Page and application data records:
————
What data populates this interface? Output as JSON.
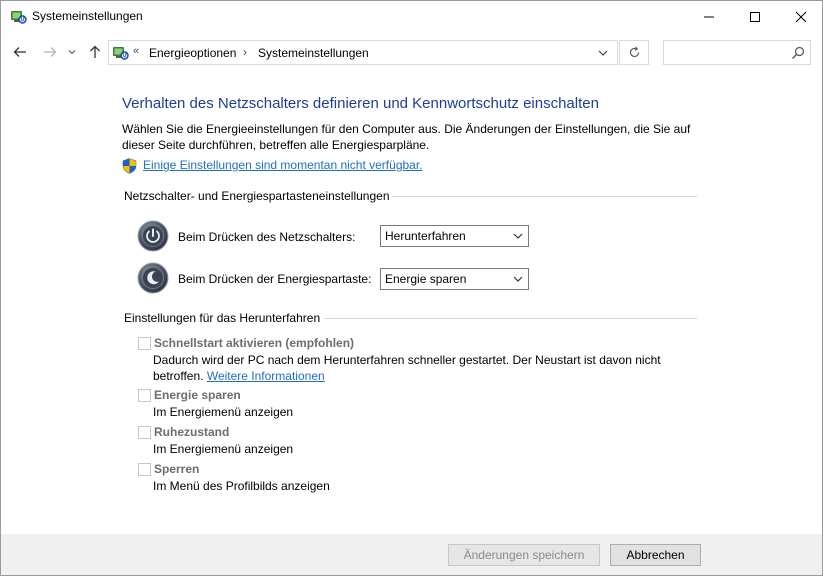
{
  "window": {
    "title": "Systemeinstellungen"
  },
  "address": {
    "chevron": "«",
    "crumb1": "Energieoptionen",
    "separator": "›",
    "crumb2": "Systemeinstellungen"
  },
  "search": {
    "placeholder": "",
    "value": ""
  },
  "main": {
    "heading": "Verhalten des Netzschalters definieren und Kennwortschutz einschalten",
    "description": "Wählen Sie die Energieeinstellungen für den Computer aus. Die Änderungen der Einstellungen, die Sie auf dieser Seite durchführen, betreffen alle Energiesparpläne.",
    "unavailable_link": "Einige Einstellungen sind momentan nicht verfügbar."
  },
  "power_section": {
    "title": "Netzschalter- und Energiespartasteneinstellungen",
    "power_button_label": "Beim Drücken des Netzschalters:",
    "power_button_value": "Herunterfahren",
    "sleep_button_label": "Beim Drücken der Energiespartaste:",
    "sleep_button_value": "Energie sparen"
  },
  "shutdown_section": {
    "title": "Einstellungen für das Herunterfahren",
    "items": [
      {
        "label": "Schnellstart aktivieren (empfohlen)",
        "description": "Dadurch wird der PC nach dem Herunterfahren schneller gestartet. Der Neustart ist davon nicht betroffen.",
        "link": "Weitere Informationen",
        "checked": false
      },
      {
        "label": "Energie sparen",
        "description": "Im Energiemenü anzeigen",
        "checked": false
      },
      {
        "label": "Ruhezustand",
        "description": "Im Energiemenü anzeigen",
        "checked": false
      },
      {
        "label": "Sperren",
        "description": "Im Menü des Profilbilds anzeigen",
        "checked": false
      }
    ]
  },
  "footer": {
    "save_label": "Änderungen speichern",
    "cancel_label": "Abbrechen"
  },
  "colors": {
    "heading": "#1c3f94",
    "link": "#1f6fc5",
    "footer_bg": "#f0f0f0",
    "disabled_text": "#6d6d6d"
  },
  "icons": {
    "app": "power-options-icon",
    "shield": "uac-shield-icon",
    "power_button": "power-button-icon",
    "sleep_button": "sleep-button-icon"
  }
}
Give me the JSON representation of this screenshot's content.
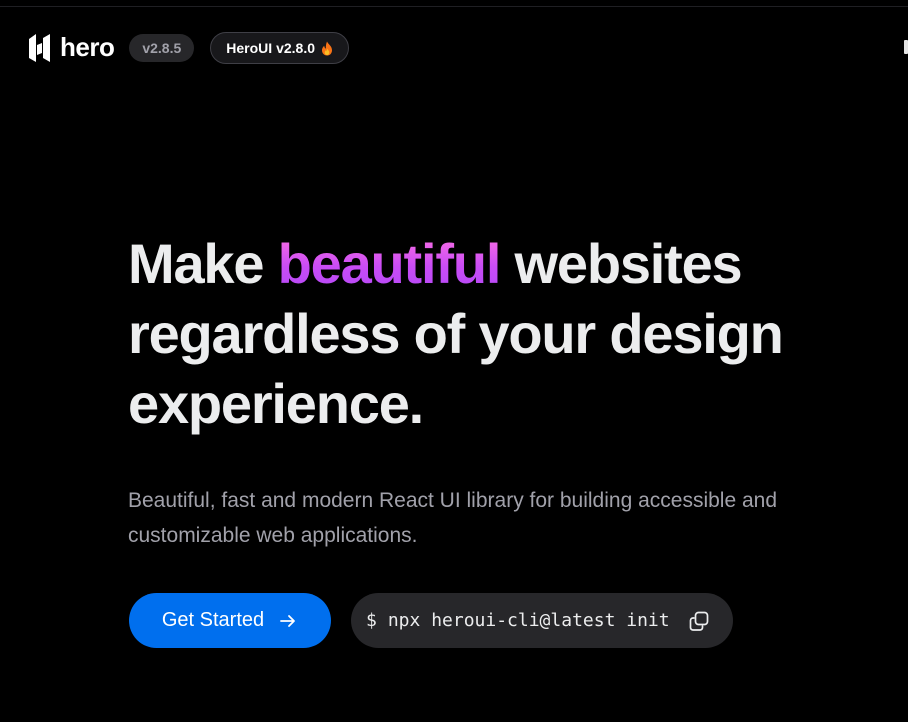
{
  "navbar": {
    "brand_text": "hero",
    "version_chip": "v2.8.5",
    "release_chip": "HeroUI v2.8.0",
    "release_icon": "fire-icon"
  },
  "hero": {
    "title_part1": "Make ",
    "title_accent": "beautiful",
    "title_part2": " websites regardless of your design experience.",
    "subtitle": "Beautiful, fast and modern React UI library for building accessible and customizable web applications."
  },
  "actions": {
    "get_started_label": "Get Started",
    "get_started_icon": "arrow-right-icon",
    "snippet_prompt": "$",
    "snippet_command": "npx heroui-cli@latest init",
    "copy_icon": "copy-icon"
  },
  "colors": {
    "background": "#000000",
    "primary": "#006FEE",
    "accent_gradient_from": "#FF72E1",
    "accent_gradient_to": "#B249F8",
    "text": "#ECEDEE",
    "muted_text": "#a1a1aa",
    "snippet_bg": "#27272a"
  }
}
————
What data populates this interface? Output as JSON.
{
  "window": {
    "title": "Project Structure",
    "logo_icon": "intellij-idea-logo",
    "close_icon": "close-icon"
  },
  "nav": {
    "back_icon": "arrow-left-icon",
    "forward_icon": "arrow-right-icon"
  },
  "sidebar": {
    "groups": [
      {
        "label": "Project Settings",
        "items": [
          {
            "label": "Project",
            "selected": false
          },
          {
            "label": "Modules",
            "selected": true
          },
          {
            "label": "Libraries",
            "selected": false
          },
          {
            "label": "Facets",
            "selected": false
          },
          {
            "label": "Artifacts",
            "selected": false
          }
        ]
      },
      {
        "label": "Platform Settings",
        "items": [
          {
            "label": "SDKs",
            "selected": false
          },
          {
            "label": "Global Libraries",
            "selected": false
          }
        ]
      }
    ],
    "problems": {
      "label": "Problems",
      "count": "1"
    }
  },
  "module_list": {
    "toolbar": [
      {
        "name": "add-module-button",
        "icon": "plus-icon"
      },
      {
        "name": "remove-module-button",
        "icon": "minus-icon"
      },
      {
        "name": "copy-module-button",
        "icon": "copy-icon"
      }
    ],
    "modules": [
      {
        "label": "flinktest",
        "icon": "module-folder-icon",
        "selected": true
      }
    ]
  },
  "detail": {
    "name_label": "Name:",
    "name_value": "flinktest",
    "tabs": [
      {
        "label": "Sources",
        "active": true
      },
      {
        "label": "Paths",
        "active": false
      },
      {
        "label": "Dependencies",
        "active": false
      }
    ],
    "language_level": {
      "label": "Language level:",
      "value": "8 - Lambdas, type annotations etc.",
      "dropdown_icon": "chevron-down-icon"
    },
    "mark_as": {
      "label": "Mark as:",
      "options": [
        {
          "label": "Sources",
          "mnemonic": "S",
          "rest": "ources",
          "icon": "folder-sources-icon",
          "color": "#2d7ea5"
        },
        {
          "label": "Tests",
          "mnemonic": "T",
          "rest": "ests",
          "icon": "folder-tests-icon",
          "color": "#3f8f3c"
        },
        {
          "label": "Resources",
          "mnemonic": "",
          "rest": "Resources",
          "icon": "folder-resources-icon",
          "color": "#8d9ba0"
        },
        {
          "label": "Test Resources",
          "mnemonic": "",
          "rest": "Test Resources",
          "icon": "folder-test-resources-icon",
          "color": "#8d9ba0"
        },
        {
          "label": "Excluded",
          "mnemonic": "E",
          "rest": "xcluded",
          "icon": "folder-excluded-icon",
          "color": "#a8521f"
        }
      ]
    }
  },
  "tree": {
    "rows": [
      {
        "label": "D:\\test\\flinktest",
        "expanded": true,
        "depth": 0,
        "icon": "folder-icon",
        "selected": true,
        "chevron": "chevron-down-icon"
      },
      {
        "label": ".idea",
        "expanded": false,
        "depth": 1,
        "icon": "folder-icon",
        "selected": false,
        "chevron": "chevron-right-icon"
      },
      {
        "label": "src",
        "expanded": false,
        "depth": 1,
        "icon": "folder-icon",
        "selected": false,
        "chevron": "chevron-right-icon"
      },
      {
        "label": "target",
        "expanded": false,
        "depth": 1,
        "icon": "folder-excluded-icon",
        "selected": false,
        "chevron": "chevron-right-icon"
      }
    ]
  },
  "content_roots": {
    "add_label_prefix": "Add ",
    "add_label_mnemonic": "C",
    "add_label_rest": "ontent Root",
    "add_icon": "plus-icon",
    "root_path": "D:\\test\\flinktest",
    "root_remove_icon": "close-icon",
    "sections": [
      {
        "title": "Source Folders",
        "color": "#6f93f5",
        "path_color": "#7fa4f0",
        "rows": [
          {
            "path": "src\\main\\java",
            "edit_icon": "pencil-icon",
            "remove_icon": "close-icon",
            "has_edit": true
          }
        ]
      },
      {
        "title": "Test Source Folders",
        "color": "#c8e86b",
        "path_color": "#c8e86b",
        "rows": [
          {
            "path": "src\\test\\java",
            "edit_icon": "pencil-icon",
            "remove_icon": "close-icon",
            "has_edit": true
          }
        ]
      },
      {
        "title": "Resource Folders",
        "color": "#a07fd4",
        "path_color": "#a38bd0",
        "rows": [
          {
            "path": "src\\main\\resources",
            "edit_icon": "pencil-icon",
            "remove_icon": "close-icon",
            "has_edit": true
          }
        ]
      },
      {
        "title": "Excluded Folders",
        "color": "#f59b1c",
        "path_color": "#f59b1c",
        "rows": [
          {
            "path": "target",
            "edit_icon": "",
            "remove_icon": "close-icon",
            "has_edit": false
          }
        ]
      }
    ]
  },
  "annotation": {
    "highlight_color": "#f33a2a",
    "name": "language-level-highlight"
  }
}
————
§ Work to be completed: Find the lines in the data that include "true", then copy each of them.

§ Written solution:
            "selected": true
        "selected": true
        "active": true
        "expanded": true,
        "selected": true,
            "has_edit": true
            "has_edit": true
            "has_edit": true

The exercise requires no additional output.